From basic campus safety including violence in the form of discrimination or sexual assaults to the ever prevalent active shooter scenarios, the need for heightened awareness of danger is an everyday occurrence. More and more lately, another issue is of utmost importance–network security.
Information Security Officers
According to Tanya Roscorla with Center for Digital Education, even campuses with Information Security Officers are working against many issues as they try to keep their campuses safe from cybercriminals. Unfortunately, small private colleges and universities simply do not have the money to hire an Information Security Officer.
They often have IT personnel who are always trying to use new tools and change their tactics to counter the cyber attacks. It’s an ever-present race they are running, as attackers find ways around the tools, switch strategies and hit different targets. Roscorla, in researching surveys and interviews, found that there are several major challenges that Information Security Officers are dealing with today.
The number one challenge is phishing (the fraudulent attempt to obtain sensitive information such as usernames, passwords and credit card details by disguising oneself as a trustworthy entity in an electronic communication). Too many people open emails that are designed to trick them into clicking a malicious link or downloading malicious software attachments.
Plan of Action
Along with phishing, user education is a problem, Roscorla added. Because professors, students, and university staff have such busy schedules, cybersecurity awareness often takes a backseat to teaching and learning.
While cloud security is a help, it takes a lot of due diligence to keep on track. Another issue is that cybersecurity doesn’t always top the list of leaders’ priorities. But since the risks and consequences are rising all the time, the leadership at private universities needs to establish a strategy for preventing attacks.
While private colleges, especially smaller ones, have limited resources for the expensive tools that the cybersecurity industry creates, they need to determine how to best ensure their security tools are as up-to-date as possible. Along with that, identity and access management is very important, Roscorla explained.
They can deal with this challenge by putting systems in place that will control who can access different applications and what level of access they need.
While all of the aforementioned issues are important to address, the number one issue for colleges is the insecure personal devices of their students and faculty. For many years, this has been the era of BYOD (Bring Your Own Device) to class. Like in a popular horror movie, one might say, “The call is coming from inside the house.”
Unfortunately, while BYOD has been in existence for more than a decade, there doesn’t seem to be a reliable way to make sure a private college can keep itself safe. Glenn Meeks notes in an article for Spaces4Learning, “Historically, IT only needed to protect the kingdom from hurtful things trying to get into the castle through the main gate (router/ firewall). Now the hurtful things are in the castle and on the ‘safe and secure’ side of the router/firewall.”
One way that has provided successful protection in previous years, Meeks continued, is to require minimum computing device hardware requirements.
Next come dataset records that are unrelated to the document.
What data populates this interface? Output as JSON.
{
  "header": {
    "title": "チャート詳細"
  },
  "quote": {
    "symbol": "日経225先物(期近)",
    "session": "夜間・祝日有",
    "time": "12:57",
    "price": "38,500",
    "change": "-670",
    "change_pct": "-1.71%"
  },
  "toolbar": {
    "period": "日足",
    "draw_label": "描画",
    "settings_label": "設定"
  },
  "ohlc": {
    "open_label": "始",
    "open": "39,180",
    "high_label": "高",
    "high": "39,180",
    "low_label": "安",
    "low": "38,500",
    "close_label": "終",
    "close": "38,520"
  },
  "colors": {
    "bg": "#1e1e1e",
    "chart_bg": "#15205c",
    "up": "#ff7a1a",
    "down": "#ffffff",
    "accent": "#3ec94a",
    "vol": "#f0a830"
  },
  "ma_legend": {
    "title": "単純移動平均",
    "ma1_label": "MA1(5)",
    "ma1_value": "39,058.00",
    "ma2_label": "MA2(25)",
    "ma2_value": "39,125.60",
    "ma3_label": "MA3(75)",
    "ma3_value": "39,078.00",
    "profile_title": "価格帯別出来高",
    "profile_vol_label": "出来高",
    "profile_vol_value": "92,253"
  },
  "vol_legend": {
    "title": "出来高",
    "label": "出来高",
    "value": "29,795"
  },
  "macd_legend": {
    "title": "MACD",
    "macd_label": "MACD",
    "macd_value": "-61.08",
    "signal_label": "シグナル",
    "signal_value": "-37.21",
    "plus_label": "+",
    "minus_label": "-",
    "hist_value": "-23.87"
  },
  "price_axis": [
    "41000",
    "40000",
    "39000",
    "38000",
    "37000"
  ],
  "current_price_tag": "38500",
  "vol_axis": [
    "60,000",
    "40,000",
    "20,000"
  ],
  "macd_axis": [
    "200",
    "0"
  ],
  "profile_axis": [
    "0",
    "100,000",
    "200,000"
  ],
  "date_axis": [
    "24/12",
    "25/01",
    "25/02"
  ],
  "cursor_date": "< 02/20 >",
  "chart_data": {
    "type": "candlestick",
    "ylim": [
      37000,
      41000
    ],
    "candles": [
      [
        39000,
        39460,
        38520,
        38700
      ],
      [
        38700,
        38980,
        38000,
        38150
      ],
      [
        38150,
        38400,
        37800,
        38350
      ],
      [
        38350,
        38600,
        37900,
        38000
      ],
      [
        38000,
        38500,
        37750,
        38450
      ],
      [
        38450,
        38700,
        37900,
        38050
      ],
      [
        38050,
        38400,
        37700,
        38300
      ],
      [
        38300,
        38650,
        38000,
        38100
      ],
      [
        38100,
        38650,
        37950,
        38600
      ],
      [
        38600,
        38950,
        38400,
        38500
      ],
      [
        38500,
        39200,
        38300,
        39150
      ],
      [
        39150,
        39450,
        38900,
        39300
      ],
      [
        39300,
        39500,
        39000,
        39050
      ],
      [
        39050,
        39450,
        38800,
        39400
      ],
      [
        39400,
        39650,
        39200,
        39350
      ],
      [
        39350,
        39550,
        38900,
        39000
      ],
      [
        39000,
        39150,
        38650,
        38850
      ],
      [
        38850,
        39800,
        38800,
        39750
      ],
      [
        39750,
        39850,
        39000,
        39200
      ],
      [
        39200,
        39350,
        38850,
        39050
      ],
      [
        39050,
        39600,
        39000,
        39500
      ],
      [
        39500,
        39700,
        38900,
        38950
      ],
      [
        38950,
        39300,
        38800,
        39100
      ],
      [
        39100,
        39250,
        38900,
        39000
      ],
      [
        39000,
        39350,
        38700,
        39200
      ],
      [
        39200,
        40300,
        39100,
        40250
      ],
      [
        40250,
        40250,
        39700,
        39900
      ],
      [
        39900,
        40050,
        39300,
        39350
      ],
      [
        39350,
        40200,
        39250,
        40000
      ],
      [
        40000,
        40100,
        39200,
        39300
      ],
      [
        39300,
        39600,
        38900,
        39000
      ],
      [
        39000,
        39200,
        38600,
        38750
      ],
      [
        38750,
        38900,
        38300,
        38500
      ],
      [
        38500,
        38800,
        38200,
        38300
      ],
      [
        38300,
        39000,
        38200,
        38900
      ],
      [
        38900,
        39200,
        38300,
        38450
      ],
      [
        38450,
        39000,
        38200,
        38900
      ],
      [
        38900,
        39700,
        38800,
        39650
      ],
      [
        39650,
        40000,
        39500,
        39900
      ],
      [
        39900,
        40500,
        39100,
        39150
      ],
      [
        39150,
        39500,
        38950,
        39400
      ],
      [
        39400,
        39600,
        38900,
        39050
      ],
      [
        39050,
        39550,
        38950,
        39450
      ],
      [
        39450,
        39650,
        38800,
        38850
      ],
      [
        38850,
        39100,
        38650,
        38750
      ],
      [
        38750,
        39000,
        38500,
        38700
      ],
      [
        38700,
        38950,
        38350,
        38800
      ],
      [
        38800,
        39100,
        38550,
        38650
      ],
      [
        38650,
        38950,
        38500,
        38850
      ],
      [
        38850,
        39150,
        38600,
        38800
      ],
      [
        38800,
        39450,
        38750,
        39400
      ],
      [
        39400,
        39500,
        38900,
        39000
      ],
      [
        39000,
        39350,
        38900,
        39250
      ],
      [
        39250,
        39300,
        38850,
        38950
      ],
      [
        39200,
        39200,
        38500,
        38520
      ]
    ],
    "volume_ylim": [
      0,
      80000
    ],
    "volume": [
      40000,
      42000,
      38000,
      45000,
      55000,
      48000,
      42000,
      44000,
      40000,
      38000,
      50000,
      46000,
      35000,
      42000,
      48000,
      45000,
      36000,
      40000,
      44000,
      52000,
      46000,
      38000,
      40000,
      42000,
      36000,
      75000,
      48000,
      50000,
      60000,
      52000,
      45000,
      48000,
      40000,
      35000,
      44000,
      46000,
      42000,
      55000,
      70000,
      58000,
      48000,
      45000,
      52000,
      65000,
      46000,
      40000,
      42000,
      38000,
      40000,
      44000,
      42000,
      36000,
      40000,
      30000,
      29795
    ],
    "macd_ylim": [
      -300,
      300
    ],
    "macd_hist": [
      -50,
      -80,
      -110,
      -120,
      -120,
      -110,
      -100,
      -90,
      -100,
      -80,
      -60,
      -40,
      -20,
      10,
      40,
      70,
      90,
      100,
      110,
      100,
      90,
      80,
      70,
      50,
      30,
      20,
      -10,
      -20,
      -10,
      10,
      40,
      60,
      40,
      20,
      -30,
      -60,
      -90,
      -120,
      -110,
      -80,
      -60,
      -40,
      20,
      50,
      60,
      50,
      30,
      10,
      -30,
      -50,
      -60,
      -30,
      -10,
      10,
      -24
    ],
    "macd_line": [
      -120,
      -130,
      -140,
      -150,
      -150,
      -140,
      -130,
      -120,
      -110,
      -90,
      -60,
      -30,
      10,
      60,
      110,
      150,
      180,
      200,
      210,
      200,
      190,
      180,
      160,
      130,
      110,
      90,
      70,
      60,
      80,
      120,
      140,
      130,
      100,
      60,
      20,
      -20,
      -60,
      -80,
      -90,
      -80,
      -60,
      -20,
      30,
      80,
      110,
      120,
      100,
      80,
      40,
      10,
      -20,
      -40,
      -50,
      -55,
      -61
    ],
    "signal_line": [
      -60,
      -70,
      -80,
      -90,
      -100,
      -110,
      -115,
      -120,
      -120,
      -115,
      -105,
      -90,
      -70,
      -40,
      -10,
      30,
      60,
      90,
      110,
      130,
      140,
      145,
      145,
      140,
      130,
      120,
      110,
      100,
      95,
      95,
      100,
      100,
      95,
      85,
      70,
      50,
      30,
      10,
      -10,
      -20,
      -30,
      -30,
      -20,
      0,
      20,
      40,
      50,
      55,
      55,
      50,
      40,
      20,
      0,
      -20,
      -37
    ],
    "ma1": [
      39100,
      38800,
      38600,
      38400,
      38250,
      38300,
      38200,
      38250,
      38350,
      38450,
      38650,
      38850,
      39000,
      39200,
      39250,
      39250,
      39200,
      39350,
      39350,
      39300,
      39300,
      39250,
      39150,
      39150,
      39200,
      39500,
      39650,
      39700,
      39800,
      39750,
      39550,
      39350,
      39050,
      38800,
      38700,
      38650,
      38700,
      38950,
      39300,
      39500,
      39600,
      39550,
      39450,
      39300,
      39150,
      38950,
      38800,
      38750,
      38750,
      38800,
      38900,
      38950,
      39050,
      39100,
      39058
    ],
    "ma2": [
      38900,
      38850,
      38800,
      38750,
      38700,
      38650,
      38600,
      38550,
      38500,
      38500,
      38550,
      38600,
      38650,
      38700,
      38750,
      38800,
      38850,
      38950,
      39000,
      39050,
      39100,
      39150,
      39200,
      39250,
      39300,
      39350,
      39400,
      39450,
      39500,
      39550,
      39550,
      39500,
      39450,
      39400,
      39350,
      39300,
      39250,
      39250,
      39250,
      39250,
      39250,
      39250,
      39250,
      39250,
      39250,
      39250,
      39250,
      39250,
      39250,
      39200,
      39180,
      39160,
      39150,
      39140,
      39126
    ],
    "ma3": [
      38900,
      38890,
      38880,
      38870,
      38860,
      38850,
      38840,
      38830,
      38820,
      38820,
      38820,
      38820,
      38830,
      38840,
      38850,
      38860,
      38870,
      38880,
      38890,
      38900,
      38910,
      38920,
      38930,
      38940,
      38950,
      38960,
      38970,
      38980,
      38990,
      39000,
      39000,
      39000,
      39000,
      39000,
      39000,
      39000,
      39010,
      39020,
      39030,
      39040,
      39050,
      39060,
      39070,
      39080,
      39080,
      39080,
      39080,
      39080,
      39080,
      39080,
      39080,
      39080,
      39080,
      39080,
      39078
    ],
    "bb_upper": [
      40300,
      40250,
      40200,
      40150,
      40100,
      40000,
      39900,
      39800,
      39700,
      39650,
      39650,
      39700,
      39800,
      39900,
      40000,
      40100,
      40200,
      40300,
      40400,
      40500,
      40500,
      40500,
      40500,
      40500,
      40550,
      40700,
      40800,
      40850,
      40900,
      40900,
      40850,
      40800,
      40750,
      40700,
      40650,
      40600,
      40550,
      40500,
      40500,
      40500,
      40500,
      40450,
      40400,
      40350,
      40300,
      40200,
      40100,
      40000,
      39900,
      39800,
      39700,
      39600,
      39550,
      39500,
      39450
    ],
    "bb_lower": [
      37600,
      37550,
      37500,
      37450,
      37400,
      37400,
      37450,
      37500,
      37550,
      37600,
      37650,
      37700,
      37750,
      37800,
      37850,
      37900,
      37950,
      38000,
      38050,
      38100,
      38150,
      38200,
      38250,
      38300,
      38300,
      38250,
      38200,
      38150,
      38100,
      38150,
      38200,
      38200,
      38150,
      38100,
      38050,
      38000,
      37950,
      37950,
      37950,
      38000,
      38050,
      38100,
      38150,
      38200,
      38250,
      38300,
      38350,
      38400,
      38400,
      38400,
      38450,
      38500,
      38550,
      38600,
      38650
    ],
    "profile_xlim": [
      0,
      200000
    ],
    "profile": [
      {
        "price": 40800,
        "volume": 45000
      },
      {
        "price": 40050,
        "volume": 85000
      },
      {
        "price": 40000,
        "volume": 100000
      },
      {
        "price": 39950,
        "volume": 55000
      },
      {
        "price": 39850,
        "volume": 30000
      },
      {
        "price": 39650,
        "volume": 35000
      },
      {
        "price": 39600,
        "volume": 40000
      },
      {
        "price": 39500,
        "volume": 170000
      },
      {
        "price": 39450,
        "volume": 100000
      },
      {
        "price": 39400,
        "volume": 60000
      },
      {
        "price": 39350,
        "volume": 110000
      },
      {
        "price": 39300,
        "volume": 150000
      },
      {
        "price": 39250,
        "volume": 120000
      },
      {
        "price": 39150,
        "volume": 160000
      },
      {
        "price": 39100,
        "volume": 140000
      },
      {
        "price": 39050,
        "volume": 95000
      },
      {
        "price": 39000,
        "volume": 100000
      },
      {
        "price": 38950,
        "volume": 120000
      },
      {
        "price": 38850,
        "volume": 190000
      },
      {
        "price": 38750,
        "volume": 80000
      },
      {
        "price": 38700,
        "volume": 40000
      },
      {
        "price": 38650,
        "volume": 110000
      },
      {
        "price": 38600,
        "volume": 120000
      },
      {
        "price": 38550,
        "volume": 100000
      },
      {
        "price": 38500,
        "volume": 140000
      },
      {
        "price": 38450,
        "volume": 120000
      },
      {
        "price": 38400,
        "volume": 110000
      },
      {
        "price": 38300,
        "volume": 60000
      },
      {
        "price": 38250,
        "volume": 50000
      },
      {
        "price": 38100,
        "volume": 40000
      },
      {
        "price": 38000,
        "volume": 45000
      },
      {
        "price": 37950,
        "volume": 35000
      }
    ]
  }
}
If the device meets or exceeds those standards, the student must log in and download the anti-virus/ malware application. The student also needs to make sure that the application is up-to-date, and if it isn’t, the device will be denied access to the network.
Newer models available with increased computing power and more powerful algorithms are constantly being put on the market. If the college purchases one of the “Next Generation” firewalls which also monitors your front gate and the secure side of the network for unusual traffic or computing device behavior, Meeks stated, the BYOD policy will be better protected. “Of course,” he added, “the unit will be expensive and come with a hefty subscription cost for constant updates.”
Boston University Lab
For private universities who have the money to spend, they might want to look at Boston University’s Student-Centered Active Learning Environment for Undergraduate Students in their BU Physics program. They merged several pre-existing labs into a single 2,200 SF lab and adjacent 2,800 SF study space designed to seat 81 students.
The technologically-rich environment merges all classroom computers and projectors onto one shared system, innovatively using the university’s extensive AV/IT data network. In this way, student laptops are leveraged into an interactive learning environment, rather than being a source of distraction.
In conclusion, network security is not something that private colleges and universities can ignore. Institutions of higher learning have been entrusted to protect institutional data and user data, including identifying information and even financial details, from hackers. They can’t fail at that responsibility.